I opted out of writing for continuing medical education for many reasons. The main reason was the conflict of interest I was required to report to participate on advisory councils, panel discussions, and for many speaking opportunities outside of industry.
Another reason is the infrastructure that rewards conveniently finding gaps in disease states--and drug categories--with the deepest pockets.
If you have a strong interest in the science I would recommend NuSI Nutrition Science Initiative. No industry funding--pharma or food.
1. Utilization of ancillary services (diabetic counseling for diet, exercise regimens for weight loss and other therapeutic lifestyle changes for comorbid disease) are not applied routinely in caring for the diabetic patient despite guideline recommendations advocating these elements.

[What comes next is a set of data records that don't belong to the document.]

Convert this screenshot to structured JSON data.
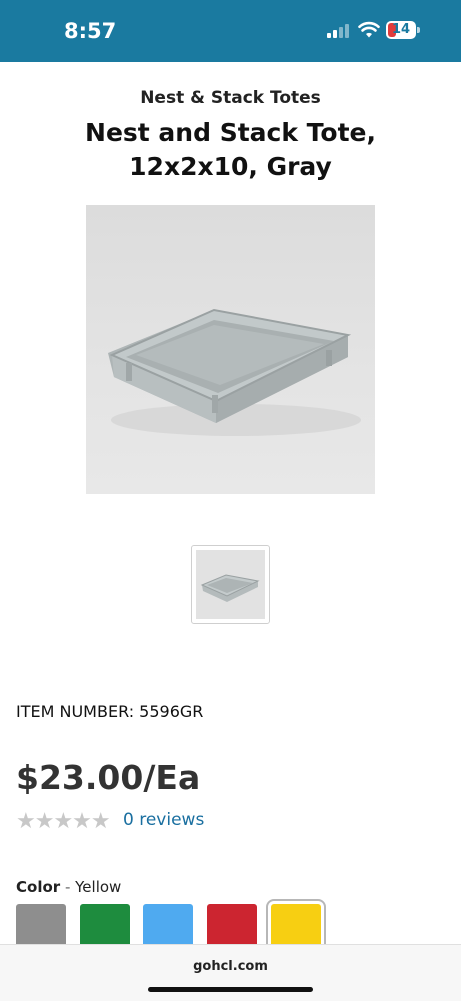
{
  "status": {
    "time": "8:57",
    "battery": "14"
  },
  "product": {
    "category": "Nest & Stack Totes",
    "title": "Nest and Stack Tote, 12x2x10, Gray",
    "item_number": "ITEM NUMBER: 5596GR",
    "price": "$23.00/Ea",
    "stars": "★★★★★",
    "reviews": "0 reviews",
    "color_label": "Color",
    "color_sep": " - ",
    "color_value": "Yellow",
    "swatches": [
      {
        "name": "Gray",
        "hex": "#8e8e8e"
      },
      {
        "name": "Green",
        "hex": "#1e8c3e"
      },
      {
        "name": "Blue",
        "hex": "#4faaf0"
      },
      {
        "name": "Red",
        "hex": "#cc2530"
      },
      {
        "name": "Yellow",
        "hex": "#f7cf12",
        "selected": true
      }
    ]
  },
  "browser": {
    "url": "gohcl.com"
  },
  "colors": {
    "status_bar": "#1a7aa0",
    "link": "#1a6fa0"
  }
}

This is due to lack of time, resource access and financial coverage.
2. Screening for, and treatment of, other comorbid conditions (hypertension, dyslipidemia) does not occur consistently.
3. Physicians do not take advantage of opportunities for managing at risk populations prior to the onset of clinical diabetes.
4. Patient registries and group medical appointments to identify and manage cohorts of diabetic patients within practices are still underutilized, despite government and insurer incentives to institute these.
But what do many CME stakeholders request? Data to support treating numbers, pharmaceuticals to tighten glycemic control, and other cost drivers of healthcare.